People in New Zealand may have heard that some kids have died due to the outbreak. That is true. But what they have not heard, or do not want to hear, is that many have been saved thanks to the quick response from the government and the people.
Of that outbreak handling operation, none of the workers were Kiwi or come from NZ and NZ had contributed nothing to the successful operation. This leads to the second reason why Robie and other Kiwi were already too much with all of his accusations.
So, secondly, if they want to see a better West Papua, they should start considering to take real actions. For many years, Indonesian healthcare and education workers and volunteers both from civilians and military forces have helped the establishments of public libraries, health centres, schools, reading rooms and other public facilities in West Papua.
Some foreigners, unfortunately none from NZ, even took a brave step to build schools that come with international curriculum. Other provide free books for West Papuan kids so they have a better access to knowledge.
The military greatly helps secure the development of thousand kilometres of new roads in West Papua. Some military members even often become voluntary teachers when school teachers are not present.
From the government, many scholarships are provided for specifically young West Papuans to study abroad from their high school level. This scholarship schemes are special only for West Papuan students. In that sense, are other students from other provinces in Indonesia jealous of it? In general no! They understand that education is highly necessary for West Papuans so they think that nothing wrong with that scholarship scheme.
To this end, we would like to recommend that Robie and other Kiwis who have concerns about bettering West Papua, to take fresh approaches to contribute positively to the development of that region.
(in picture: an army soldier helping a West Papuan kid with reading)
Firstly, Kiwis should look at and ask them themselves how far they have contributed to the development of West Papua. They should ask themselves what real impacts they have brought to West Papua. For example, during the measles outbreak, what have they done to help? With the poor education and healthcare services in West Papua, have they contributed to better them? West Papua certainly needs helps to develop and Kiwis can certainly help.
Secondly, New Zealand should proactively seek positive news about West Papua if there has not been enough of good news about it. In our previous article, we have mentioned that there is a sort of lack of capability of Indonesians regarding writing stories in English. We have found that there have been heaps of positive news about West Papua, but most are not in English. So for Kiwis, take some time to dig deeper and make a small step to ask help from people that understand Indonesian to help understand what is really going on in West Papua and also in Indonesia.
Lastly, if there is any discussion about West Papua and Indonesia, please try your best to invite people from different perspectives. Have a listen to different opinion and start thinking clearly and comprehensively about the development in West Papua. Try to seek balanced information about West Papua that you all can rely on.
We agree that West Papua has problems. But we do not agree that that region is full of problems. We can assure you that there are thousands of beautiful, positive stories that come from that beautiful province. (*)
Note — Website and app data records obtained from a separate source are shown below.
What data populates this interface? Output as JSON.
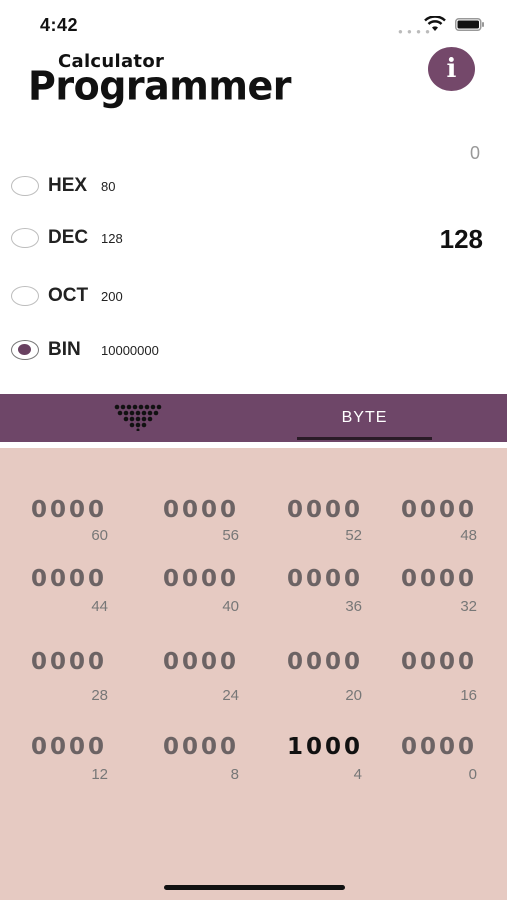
{
  "status": {
    "time": "4:42"
  },
  "header": {
    "subtitle": "Calculator",
    "title": "Programmer",
    "info_label": "i"
  },
  "display": {
    "top_value": "0",
    "big_value": "128"
  },
  "bases": [
    {
      "label": "HEX",
      "value": "80",
      "selected": false
    },
    {
      "label": "DEC",
      "value": "128",
      "selected": false
    },
    {
      "label": "OCT",
      "value": "200",
      "selected": false
    },
    {
      "label": "BIN",
      "value": "10000000",
      "selected": true
    }
  ],
  "tabs": {
    "byte_label": "BYTE",
    "keypad_icon": "triangle-dots-icon"
  },
  "bits": [
    {
      "nibble": "0000",
      "index": "60"
    },
    {
      "nibble": "0000",
      "index": "56"
    },
    {
      "nibble": "0000",
      "index": "52"
    },
    {
      "nibble": "0000",
      "index": "48"
    },
    {
      "nibble": "0000",
      "index": "44"
    },
    {
      "nibble": "0000",
      "index": "40"
    },
    {
      "nibble": "0000",
      "index": "36"
    },
    {
      "nibble": "0000",
      "index": "32"
    },
    {
      "nibble": "0000",
      "index": "28"
    },
    {
      "nibble": "0000",
      "index": "24"
    },
    {
      "nibble": "0000",
      "index": "20"
    },
    {
      "nibble": "0000",
      "index": "16"
    },
    {
      "nibble": "0000",
      "index": "12"
    },
    {
      "nibble": "0000",
      "index": "8"
    },
    {
      "nibble": "1000",
      "index": "4"
    },
    {
      "nibble": "0000",
      "index": "0"
    }
  ],
  "colors": {
    "accent": "#6e4668",
    "panel": "#e6cac2"
  }
}
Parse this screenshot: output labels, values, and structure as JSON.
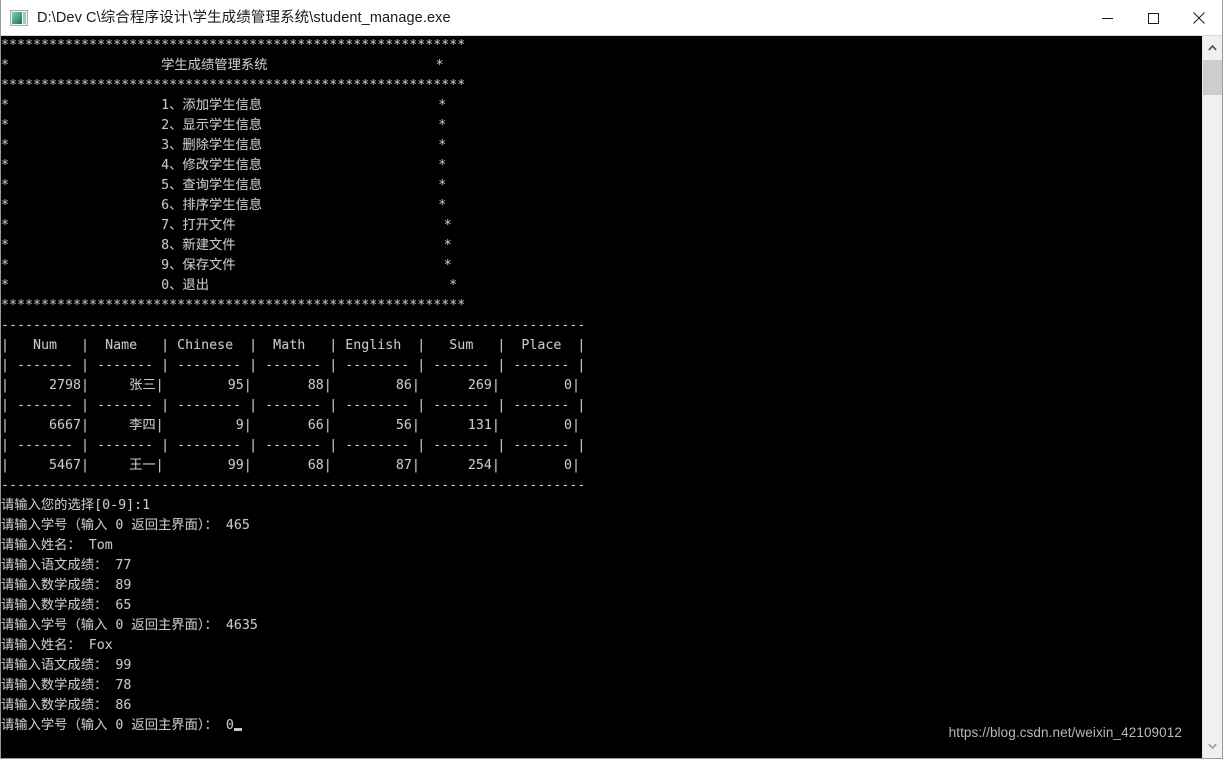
{
  "window": {
    "title": "D:\\Dev C\\综合程序设计\\学生成绩管理系统\\student_manage.exe",
    "icon": "console-app-icon",
    "minimize_label": "Minimize",
    "maximize_label": "Maximize",
    "close_label": "Close"
  },
  "console": {
    "background": "#000000",
    "foreground": "#c8c8c8",
    "menu": {
      "border_char": "*",
      "border_line": "**********************************************************",
      "title": "学生成绩管理系统",
      "items": [
        "1、添加学生信息",
        "2、显示学生信息",
        "3、删除学生信息",
        "4、修改学生信息",
        "5、查询学生信息",
        "6、排序学生信息",
        "7、打开文件",
        "8、新建文件",
        "9、保存文件",
        "0、退出"
      ]
    },
    "table": {
      "headers": [
        "Num",
        "Name",
        "Chinese",
        "Math",
        "English",
        "Sum",
        "Place"
      ],
      "rows": [
        [
          "2798",
          "张三",
          "95",
          "88",
          "86",
          "269",
          "0"
        ],
        [
          "6667",
          "李四",
          "9",
          "66",
          "56",
          "131",
          "0"
        ],
        [
          "5467",
          "王一",
          "99",
          "68",
          "87",
          "254",
          "0"
        ]
      ]
    },
    "session": [
      {
        "prompt": "请输入您的选择[0-9]:",
        "value": "1"
      },
      {
        "prompt": "请输入学号（输入 0 返回主界面）： ",
        "value": "465"
      },
      {
        "prompt": "请输入姓名： ",
        "value": "Tom"
      },
      {
        "prompt": "请输入语文成绩： ",
        "value": "77"
      },
      {
        "prompt": "请输入数学成绩： ",
        "value": "89"
      },
      {
        "prompt": "请输入数学成绩： ",
        "value": "65"
      },
      {
        "prompt": "请输入学号（输入 0 返回主界面）： ",
        "value": "4635"
      },
      {
        "prompt": "请输入姓名： ",
        "value": "Fox"
      },
      {
        "prompt": "请输入语文成绩： ",
        "value": "99"
      },
      {
        "prompt": "请输入数学成绩： ",
        "value": "78"
      },
      {
        "prompt": "请输入数学成绩： ",
        "value": "86"
      },
      {
        "prompt": "请输入学号（输入 0 返回主界面）： ",
        "value": "0"
      }
    ]
  },
  "watermark": "https://blog.csdn.net/weixin_42109012",
  "scrollbar": {
    "up_arrow": "chevron-up-icon",
    "down_arrow": "chevron-down-icon",
    "thumb_position_percent": 3
  }
}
USEFUL LINKS (unfortunately all are in Indonesian)
How hard it is to handle the outbreak and some realities from West Papua
How the military forces are not all about arms. Military doctors in West Papua.
Even though being consistently accused by Kiwis and Robie of slow-genocide and stuff like that, the military keeps sending medical practitioners who are one of the most helpful and sought-after health practitioners in West Papua
A lot of Indonesians have come to West Papua to voluntary help with teaching kids there. Here is the story of Fathony.